• _WHAT THIS TASK INVOLVES_
Without adding or dropping anything, copy the entries below.

··········

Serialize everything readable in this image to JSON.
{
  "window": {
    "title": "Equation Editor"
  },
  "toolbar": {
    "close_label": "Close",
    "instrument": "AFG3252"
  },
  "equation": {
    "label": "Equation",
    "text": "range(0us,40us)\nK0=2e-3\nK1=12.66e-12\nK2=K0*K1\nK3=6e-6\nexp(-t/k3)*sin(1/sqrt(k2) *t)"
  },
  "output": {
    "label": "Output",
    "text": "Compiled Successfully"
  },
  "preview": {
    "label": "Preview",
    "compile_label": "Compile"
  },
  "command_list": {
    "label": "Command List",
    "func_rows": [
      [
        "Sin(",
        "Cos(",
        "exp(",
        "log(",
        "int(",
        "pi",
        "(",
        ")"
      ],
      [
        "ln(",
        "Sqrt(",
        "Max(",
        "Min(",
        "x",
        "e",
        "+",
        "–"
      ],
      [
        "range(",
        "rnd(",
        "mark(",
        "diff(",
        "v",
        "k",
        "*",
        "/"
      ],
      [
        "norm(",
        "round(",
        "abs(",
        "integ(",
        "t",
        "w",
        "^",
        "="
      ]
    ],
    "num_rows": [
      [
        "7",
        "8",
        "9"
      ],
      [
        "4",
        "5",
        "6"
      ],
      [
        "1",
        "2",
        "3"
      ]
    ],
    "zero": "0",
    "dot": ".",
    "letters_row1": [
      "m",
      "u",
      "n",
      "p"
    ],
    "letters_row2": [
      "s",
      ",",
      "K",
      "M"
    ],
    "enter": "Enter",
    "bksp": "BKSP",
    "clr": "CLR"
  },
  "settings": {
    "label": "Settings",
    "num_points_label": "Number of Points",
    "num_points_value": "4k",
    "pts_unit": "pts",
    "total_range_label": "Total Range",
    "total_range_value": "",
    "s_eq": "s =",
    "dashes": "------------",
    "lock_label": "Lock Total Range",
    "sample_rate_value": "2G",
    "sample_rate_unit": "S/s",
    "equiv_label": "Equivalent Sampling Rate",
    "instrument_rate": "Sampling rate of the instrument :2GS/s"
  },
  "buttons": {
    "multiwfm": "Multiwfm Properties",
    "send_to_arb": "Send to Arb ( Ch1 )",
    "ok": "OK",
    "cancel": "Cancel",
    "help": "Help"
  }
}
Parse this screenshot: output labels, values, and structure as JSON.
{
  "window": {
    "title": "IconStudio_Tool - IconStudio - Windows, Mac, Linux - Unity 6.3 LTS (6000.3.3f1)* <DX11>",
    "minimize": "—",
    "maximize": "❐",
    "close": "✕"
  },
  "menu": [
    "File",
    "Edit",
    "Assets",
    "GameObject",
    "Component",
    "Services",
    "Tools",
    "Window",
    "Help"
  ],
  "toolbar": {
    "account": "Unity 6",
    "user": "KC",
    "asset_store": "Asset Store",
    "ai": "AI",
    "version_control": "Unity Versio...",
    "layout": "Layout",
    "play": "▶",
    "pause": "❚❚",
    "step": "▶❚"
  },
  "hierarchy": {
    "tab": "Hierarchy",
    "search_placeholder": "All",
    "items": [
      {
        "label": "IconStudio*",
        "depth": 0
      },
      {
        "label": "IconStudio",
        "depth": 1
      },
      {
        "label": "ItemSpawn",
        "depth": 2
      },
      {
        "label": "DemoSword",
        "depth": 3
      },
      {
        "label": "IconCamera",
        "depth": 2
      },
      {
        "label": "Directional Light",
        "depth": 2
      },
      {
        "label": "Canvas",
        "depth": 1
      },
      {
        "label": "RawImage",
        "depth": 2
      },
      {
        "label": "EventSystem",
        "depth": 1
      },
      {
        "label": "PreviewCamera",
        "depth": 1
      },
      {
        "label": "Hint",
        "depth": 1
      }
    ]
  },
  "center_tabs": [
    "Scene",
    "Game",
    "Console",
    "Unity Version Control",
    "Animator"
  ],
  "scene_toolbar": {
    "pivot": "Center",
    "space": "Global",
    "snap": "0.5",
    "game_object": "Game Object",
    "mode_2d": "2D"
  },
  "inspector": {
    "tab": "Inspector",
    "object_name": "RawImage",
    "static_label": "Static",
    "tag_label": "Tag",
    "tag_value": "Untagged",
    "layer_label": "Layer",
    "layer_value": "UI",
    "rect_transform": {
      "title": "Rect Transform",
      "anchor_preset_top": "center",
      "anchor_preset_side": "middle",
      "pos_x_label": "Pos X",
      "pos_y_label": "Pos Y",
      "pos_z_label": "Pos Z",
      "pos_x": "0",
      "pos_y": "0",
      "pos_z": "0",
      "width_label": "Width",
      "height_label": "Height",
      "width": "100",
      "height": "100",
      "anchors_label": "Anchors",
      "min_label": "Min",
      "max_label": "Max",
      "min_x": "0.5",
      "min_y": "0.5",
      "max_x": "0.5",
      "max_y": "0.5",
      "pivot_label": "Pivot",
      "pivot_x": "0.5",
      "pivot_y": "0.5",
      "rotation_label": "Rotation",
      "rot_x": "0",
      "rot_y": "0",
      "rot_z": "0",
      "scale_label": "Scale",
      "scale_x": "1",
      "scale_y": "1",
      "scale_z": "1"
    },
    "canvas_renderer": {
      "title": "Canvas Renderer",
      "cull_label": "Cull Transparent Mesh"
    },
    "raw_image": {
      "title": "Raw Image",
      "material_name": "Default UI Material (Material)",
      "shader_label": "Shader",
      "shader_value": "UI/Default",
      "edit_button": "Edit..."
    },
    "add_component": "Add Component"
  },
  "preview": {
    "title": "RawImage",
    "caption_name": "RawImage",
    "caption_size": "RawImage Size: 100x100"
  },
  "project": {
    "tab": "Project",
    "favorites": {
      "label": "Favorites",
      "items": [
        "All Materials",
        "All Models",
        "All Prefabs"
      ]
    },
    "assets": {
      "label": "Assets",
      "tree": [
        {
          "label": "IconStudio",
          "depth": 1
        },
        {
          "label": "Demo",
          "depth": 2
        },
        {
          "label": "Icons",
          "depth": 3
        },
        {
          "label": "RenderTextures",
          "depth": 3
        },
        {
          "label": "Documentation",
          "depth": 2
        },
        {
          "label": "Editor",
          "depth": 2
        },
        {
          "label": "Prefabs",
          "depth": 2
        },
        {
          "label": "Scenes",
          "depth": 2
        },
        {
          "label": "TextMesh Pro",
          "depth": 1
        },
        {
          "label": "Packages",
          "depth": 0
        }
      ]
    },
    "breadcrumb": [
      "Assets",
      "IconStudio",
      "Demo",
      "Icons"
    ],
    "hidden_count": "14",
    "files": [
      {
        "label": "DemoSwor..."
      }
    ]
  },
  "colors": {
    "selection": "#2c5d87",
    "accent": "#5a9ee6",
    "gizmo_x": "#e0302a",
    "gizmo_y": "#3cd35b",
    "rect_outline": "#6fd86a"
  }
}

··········

• _ANSWER BELOW_
Serialize everything readable in this image to JSON.
{
  "window": {
    "title": "Equation Editor"
  },
  "toolbar": {
    "close_label": "Close",
    "instrument": "AFG3252"
  },
  "equation": {
    "label": "Equation",
    "text": "range(0us,40us)\nK0=2e-3\nK1=12.66e-12\nK2=K0*K1\nK3=6e-6\nexp(-t/k3)*sin(1/sqrt(k2) *t)"
  },
  "output": {
    "label": "Output",
    "text": "Compiled Successfully"
  },
  "preview": {
    "label": "Preview",
    "compile_label": "Compile"
  },
  "command_list": {
    "label": "Command List",
    "func_rows": [
      [
        "Sin(",
        "Cos(",
        "exp(",
        "log(",
        "int(",
        "pi",
        "(",
        ")"
      ],
      [
        "ln(",
        "Sqrt(",
        "Max(",
        "Min(",
        "x",
        "e",
        "+",
        "–"
      ],
      [
        "range(",
        "rnd(",
        "mark(",
        "diff(",
        "v",
        "k",
        "*",
        "/"
      ],
      [
        "norm(",
        "round(",
        "abs(",
        "integ(",
        "t",
        "w",
        "^",
        "="
      ]
    ],
    "num_rows": [
      [
        "7",
        "8",
        "9"
      ],
      [
        "4",
        "5",
        "6"
      ],
      [
        "1",
        "2",
        "3"
      ]
    ],
    "zero": "0",
    "dot": ".",
    "letters_row1": [
      "m",
      "u",
      "n",
      "p"
    ],
    "letters_row2": [
      "s",
      ",",
      "K",
      "M"
    ],
    "enter": "Enter",
    "bksp": "BKSP",
    "clr": "CLR"
  },
  "settings": {
    "label": "Settings",
    "num_points_label": "Number of Points",
    "num_points_value": "4k",
    "pts_unit": "pts",
    "total_range_label": "Total Range",
    "total_range_value": "",
    "s_eq": "s =",
    "dashes": "------------",
    "lock_label": "Lock Total Range",
    "sample_rate_value": "2G",
    "sample_rate_unit": "S/s",
    "equiv_label": "Equivalent Sampling Rate",
    "instrument_rate": "Sampling rate of the instrument :2GS/s"
  },
  "buttons": {
    "multiwfm": "Multiwfm Properties",
    "send_to_arb": "Send to Arb ( Ch1 )",
    "ok": "OK",
    "cancel": "Cancel",
    "help": "Help"
  }
}
Parse this screenshot: output labels, values, and structure as JSON.
{
  "window": {
    "title": "IconStudio_Tool - IconStudio - Windows, Mac, Linux - Unity 6.3 LTS (6000.3.3f1)* <DX11>",
    "minimize": "—",
    "maximize": "❐",
    "close": "✕"
  },
  "menu": [
    "File",
    "Edit",
    "Assets",
    "GameObject",
    "Component",
    "Services",
    "Tools",
    "Window",
    "Help"
  ],
  "toolbar": {
    "account": "Unity 6",
    "user": "KC",
    "asset_store": "Asset Store",
    "ai": "AI",
    "version_control": "Unity Versio...",
    "layout": "Layout",
    "play": "▶",
    "pause": "❚❚",
    "step": "▶❚"
  },
  "hierarchy": {
    "tab": "Hierarchy",
    "search_placeholder": "All",
    "items": [
      {
        "label": "IconStudio*",
        "depth": 0
      },
      {
        "label": "IconStudio",
        "depth": 1
      },
      {
        "label": "ItemSpawn",
        "depth": 2
      },
      {
        "label": "DemoSword",
        "depth": 3
      },
      {
        "label": "IconCamera",
        "depth": 2
      },
      {
        "label": "Directional Light",
        "depth": 2
      },
      {
        "label": "Canvas",
        "depth": 1
      },
      {
        "label": "RawImage",
        "depth": 2
      },
      {
        "label": "EventSystem",
        "depth": 1
      },
      {
        "label": "PreviewCamera",
        "depth": 1
      },
      {
        "label": "Hint",
        "depth": 1
      }
    ]
  },
  "center_tabs": [
    "Scene",
    "Game",
    "Console",
    "Unity Version Control",
    "Animator"
  ],
  "scene_toolbar": {
    "pivot": "Center",
    "space": "Global",
    "snap": "0.5",
    "game_object": "Game Object",
    "mode_2d": "2D"
  },
  "inspector": {
    "tab": "Inspector",
    "object_name": "RawImage",
    "static_label": "Static",
    "tag_label": "Tag",
    "tag_value": "Untagged",
    "layer_label": "Layer",
    "layer_value": "UI",
    "rect_transform": {
      "title": "Rect Transform",
      "anchor_preset_top": "center",
      "anchor_preset_side": "middle",
      "pos_x_label": "Pos X",
      "pos_y_label": "Pos Y",
      "pos_z_label": "Pos Z",
      "pos_x": "0",
      "pos_y": "0",
      "pos_z": "0",
      "width_label": "Width",
      "height_label": "Height",
      "width": "100",
      "height": "100",
      "anchors_label": "Anchors",
      "min_label": "Min",
      "max_label": "Max",
      "min_x": "0.5",
      "min_y": "0.5",
      "max_x": "0.5",
      "max_y": "0.5",
      "pivot_label": "Pivot",
      "pivot_x": "0.5",
      "pivot_y": "0.5",
      "rotation_label": "Rotation",
      "rot_x": "0",
      "rot_y": "0",
      "rot_z": "0",
      "scale_label": "Scale",
      "scale_x": "1",
      "scale_y": "1",
      "scale_z": "1"
    },
    "canvas_renderer": {
      "title": "Canvas Renderer",
      "cull_label": "Cull Transparent Mesh"
    },
    "raw_image": {
      "title": "Raw Image",
      "material_name": "Default UI Material (Material)",
      "shader_label": "Shader",
      "shader_value": "UI/Default",
      "edit_button": "Edit..."
    },
    "add_component": "Add Component"
  },
  "preview": {
    "title": "RawImage",
    "caption_name": "RawImage",
    "caption_size": "RawImage Size: 100x100"
  },
  "project": {
    "tab": "Project",
    "favorites": {
      "label": "Favorites",
      "items": [
        "All Materials",
        "All Models",
        "All Prefabs"
      ]
    },
    "assets": {
      "label": "Assets",
      "tree": [
        {
          "label": "IconStudio",
          "depth": 1
        },
        {
          "label": "Demo",
          "depth": 2
        },
        {
          "label": "Icons",
          "depth": 3
        },
        {
          "label": "RenderTextures",
          "depth": 3
        },
        {
          "label": "Documentation",
          "depth": 2
        },
        {
          "label": "Editor",
          "depth": 2
        },
        {
          "label": "Prefabs",
          "depth": 2
        },
        {
          "label": "Scenes",
          "depth": 2
        },
        {
          "label": "TextMesh Pro",
          "depth": 1
        },
        {
          "label": "Packages",
          "depth": 0
        }
      ]
    },
    "breadcrumb": [
      "Assets",
      "IconStudio",
      "Demo",
      "Icons"
    ],
    "hidden_count": "14",
    "files": [
      {
        "label": "DemoSwor..."
      }
    ]
  },
  "colors": {
    "selection": "#2c5d87",
    "accent": "#5a9ee6",
    "gizmo_x": "#e0302a",
    "gizmo_y": "#3cd35b",
    "rect_outline": "#6fd86a"
  }
}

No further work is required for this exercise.